__Records__.
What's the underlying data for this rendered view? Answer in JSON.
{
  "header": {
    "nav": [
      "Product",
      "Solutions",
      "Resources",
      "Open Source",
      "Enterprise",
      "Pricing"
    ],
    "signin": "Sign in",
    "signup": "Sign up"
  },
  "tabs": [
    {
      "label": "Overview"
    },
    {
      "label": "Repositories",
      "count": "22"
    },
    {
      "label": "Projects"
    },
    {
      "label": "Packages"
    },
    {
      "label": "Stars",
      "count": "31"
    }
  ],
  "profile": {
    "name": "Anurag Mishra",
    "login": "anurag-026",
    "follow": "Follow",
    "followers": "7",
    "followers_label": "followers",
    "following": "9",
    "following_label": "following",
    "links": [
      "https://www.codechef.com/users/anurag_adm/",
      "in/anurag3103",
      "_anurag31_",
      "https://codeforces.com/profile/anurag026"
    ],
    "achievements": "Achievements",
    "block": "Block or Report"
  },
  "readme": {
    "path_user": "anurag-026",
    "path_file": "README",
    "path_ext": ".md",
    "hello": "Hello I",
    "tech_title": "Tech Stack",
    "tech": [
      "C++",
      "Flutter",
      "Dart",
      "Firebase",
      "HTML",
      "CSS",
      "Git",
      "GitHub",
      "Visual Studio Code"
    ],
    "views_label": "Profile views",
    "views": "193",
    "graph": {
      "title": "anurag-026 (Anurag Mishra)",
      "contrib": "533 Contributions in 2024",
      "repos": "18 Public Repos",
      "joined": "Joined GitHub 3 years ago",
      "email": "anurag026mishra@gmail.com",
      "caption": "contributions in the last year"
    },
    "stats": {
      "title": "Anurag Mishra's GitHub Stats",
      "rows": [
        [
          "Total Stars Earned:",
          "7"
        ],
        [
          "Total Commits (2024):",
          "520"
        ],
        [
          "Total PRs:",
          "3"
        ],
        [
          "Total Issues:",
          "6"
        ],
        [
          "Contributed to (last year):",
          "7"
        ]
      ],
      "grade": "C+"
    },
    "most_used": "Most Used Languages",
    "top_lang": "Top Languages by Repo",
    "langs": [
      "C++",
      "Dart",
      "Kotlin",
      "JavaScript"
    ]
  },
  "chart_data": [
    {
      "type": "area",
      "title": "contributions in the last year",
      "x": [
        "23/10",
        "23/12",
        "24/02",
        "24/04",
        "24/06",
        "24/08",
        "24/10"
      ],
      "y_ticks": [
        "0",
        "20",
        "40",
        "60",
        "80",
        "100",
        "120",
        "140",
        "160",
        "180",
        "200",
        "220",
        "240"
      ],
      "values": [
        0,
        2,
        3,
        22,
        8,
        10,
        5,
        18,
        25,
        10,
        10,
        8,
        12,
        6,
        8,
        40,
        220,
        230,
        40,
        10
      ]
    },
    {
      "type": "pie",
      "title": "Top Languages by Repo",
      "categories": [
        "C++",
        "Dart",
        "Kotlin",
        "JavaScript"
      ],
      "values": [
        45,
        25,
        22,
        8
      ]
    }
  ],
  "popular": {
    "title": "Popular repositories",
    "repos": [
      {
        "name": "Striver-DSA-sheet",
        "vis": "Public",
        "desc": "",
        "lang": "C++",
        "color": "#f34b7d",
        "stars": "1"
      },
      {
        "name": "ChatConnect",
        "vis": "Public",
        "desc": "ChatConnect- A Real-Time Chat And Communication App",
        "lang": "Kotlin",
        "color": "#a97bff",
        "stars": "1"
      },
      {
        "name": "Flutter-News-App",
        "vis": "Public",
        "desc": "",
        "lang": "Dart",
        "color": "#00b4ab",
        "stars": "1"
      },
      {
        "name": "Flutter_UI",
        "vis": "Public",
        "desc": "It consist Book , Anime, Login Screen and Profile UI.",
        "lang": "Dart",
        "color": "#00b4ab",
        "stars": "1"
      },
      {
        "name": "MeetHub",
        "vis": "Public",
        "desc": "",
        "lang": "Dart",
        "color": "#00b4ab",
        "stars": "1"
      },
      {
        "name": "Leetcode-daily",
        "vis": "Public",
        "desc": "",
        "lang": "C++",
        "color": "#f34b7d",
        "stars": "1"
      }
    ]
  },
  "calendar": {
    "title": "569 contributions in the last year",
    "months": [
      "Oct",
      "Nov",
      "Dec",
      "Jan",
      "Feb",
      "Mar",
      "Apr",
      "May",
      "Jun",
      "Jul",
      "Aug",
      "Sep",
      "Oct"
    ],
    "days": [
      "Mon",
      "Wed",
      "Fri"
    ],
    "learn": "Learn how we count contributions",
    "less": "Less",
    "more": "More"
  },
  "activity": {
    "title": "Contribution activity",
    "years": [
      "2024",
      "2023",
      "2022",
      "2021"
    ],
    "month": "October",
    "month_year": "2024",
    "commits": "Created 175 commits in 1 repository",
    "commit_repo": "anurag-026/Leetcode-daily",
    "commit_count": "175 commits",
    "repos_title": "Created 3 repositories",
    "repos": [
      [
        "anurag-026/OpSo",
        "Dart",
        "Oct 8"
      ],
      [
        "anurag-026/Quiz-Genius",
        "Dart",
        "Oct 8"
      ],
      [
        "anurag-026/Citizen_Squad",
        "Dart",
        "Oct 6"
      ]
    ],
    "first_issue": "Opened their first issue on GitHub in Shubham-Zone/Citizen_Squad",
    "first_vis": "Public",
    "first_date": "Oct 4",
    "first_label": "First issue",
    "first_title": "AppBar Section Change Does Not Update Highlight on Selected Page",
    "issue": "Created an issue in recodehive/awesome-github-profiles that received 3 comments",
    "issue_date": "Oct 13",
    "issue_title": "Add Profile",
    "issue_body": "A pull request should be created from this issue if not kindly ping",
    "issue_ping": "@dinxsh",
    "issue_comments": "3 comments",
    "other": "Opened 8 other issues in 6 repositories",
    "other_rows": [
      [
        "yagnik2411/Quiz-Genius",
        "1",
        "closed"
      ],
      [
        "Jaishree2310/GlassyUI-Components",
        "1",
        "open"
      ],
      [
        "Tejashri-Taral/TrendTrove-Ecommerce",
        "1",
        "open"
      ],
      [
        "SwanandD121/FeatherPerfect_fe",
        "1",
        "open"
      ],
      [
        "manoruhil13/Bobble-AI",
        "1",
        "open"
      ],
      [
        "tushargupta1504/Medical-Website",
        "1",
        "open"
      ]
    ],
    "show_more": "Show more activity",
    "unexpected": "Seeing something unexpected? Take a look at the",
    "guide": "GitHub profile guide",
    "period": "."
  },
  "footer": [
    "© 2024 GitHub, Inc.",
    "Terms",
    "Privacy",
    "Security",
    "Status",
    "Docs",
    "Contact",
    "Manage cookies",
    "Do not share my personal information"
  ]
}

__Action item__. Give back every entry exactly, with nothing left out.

__Solution to this exercise__.
What's the underlying data for this rendered view? Answer in JSON.
{
  "header": {
    "nav": [
      "Product",
      "Solutions",
      "Resources",
      "Open Source",
      "Enterprise",
      "Pricing"
    ],
    "signin": "Sign in",
    "signup": "Sign up"
  },
  "tabs": [
    {
      "label": "Overview"
    },
    {
      "label": "Repositories",
      "count": "22"
    },
    {
      "label": "Projects"
    },
    {
      "label": "Packages"
    },
    {
      "label": "Stars",
      "count": "31"
    }
  ],
  "profile": {
    "name": "Anurag Mishra",
    "login": "anurag-026",
    "follow": "Follow",
    "followers": "7",
    "followers_label": "followers",
    "following": "9",
    "following_label": "following",
    "links": [
      "https://www.codechef.com/users/anurag_adm/",
      "in/anurag3103",
      "_anurag31_",
      "https://codeforces.com/profile/anurag026"
    ],
    "achievements": "Achievements",
    "block": "Block or Report"
  },
  "readme": {
    "path_user": "anurag-026",
    "path_file": "README",
    "path_ext": ".md",
    "hello": "Hello I",
    "tech_title": "Tech Stack",
    "tech": [
      "C++",
      "Flutter",
      "Dart",
      "Firebase",
      "HTML",
      "CSS",
      "Git",
      "GitHub",
      "Visual Studio Code"
    ],
    "views_label": "Profile views",
    "views": "193",
    "graph": {
      "title": "anurag-026 (Anurag Mishra)",
      "contrib": "533 Contributions in 2024",
      "repos": "18 Public Repos",
      "joined": "Joined GitHub 3 years ago",
      "email": "anurag026mishra@gmail.com",
      "caption": "contributions in the last year"
    },
    "stats": {
      "title": "Anurag Mishra's GitHub Stats",
      "rows": [
        [
          "Total Stars Earned:",
          "7"
        ],
        [
          "Total Commits (2024):",
          "520"
        ],
        [
          "Total PRs:",
          "3"
        ],
        [
          "Total Issues:",
          "6"
        ],
        [
          "Contributed to (last year):",
          "7"
        ]
      ],
      "grade": "C+"
    },
    "most_used": "Most Used Languages",
    "top_lang": "Top Languages by Repo",
    "langs": [
      "C++",
      "Dart",
      "Kotlin",
      "JavaScript"
    ]
  },
  "chart_data": [
    {
      "type": "area",
      "title": "contributions in the last year",
      "x": [
        "23/10",
        "23/12",
        "24/02",
        "24/04",
        "24/06",
        "24/08",
        "24/10"
      ],
      "y_ticks": [
        "0",
        "20",
        "40",
        "60",
        "80",
        "100",
        "120",
        "140",
        "160",
        "180",
        "200",
        "220",
        "240"
      ],
      "values": [
        0,
        2,
        3,
        22,
        8,
        10,
        5,
        18,
        25,
        10,
        10,
        8,
        12,
        6,
        8,
        40,
        220,
        230,
        40,
        10
      ]
    },
    {
      "type": "pie",
      "title": "Top Languages by Repo",
      "categories": [
        "C++",
        "Dart",
        "Kotlin",
        "JavaScript"
      ],
      "values": [
        45,
        25,
        22,
        8
      ]
    }
  ],
  "popular": {
    "title": "Popular repositories",
    "repos": [
      {
        "name": "Striver-DSA-sheet",
        "vis": "Public",
        "desc": "",
        "lang": "C++",
        "color": "#f34b7d",
        "stars": "1"
      },
      {
        "name": "ChatConnect",
        "vis": "Public",
        "desc": "ChatConnect- A Real-Time Chat And Communication App",
        "lang": "Kotlin",
        "color": "#a97bff",
        "stars": "1"
      },
      {
        "name": "Flutter-News-App",
        "vis": "Public",
        "desc": "",
        "lang": "Dart",
        "color": "#00b4ab",
        "stars": "1"
      },
      {
        "name": "Flutter_UI",
        "vis": "Public",
        "desc": "It consist Book , Anime, Login Screen and Profile UI.",
        "lang": "Dart",
        "color": "#00b4ab",
        "stars": "1"
      },
      {
        "name": "MeetHub",
        "vis": "Public",
        "desc": "",
        "lang": "Dart",
        "color": "#00b4ab",
        "stars": "1"
      },
      {
        "name": "Leetcode-daily",
        "vis": "Public",
        "desc": "",
        "lang": "C++",
        "color": "#f34b7d",
        "stars": "1"
      }
    ]
  },
  "calendar": {
    "title": "569 contributions in the last year",
    "months": [
      "Oct",
      "Nov",
      "Dec",
      "Jan",
      "Feb",
      "Mar",
      "Apr",
      "May",
      "Jun",
      "Jul",
      "Aug",
      "Sep",
      "Oct"
    ],
    "days": [
      "Mon",
      "Wed",
      "Fri"
    ],
    "learn": "Learn how we count contributions",
    "less": "Less",
    "more": "More"
  },
  "activity": {
    "title": "Contribution activity",
    "years": [
      "2024",
      "2023",
      "2022",
      "2021"
    ],
    "month": "October",
    "month_year": "2024",
    "commits": "Created 175 commits in 1 repository",
    "commit_repo": "anurag-026/Leetcode-daily",
    "commit_count": "175 commits",
    "repos_title": "Created 3 repositories",
    "repos": [
      [
        "anurag-026/OpSo",
        "Dart",
        "Oct 8"
      ],
      [
        "anurag-026/Quiz-Genius",
        "Dart",
        "Oct 8"
      ],
      [
        "anurag-026/Citizen_Squad",
        "Dart",
        "Oct 6"
      ]
    ],
    "first_issue": "Opened their first issue on GitHub in Shubham-Zone/Citizen_Squad",
    "first_vis": "Public",
    "first_date": "Oct 4",
    "first_label": "First issue",
    "first_title": "AppBar Section Change Does Not Update Highlight on Selected Page",
    "issue": "Created an issue in recodehive/awesome-github-profiles that received 3 comments",
    "issue_date": "Oct 13",
    "issue_title": "Add Profile",
    "issue_body": "A pull request should be created from this issue if not kindly ping",
    "issue_ping": "@dinxsh",
    "issue_comments": "3 comments",
    "other": "Opened 8 other issues in 6 repositories",
    "other_rows": [
      [
        "yagnik2411/Quiz-Genius",
        "1",
        "closed"
      ],
      [
        "Jaishree2310/GlassyUI-Components",
        "1",
        "open"
      ],
      [
        "Tejashri-Taral/TrendTrove-Ecommerce",
        "1",
        "open"
      ],
      [
        "SwanandD121/FeatherPerfect_fe",
        "1",
        "open"
      ],
      [
        "manoruhil13/Bobble-AI",
        "1",
        "open"
      ],
      [
        "tushargupta1504/Medical-Website",
        "1",
        "open"
      ]
    ],
    "show_more": "Show more activity",
    "unexpected": "Seeing something unexpected? Take a look at the",
    "guide": "GitHub profile guide",
    "period": "."
  },
  "footer": [
    "© 2024 GitHub, Inc.",
    "Terms",
    "Privacy",
    "Security",
    "Status",
    "Docs",
    "Contact",
    "Manage cookies",
    "Do not share my personal information"
  ]
}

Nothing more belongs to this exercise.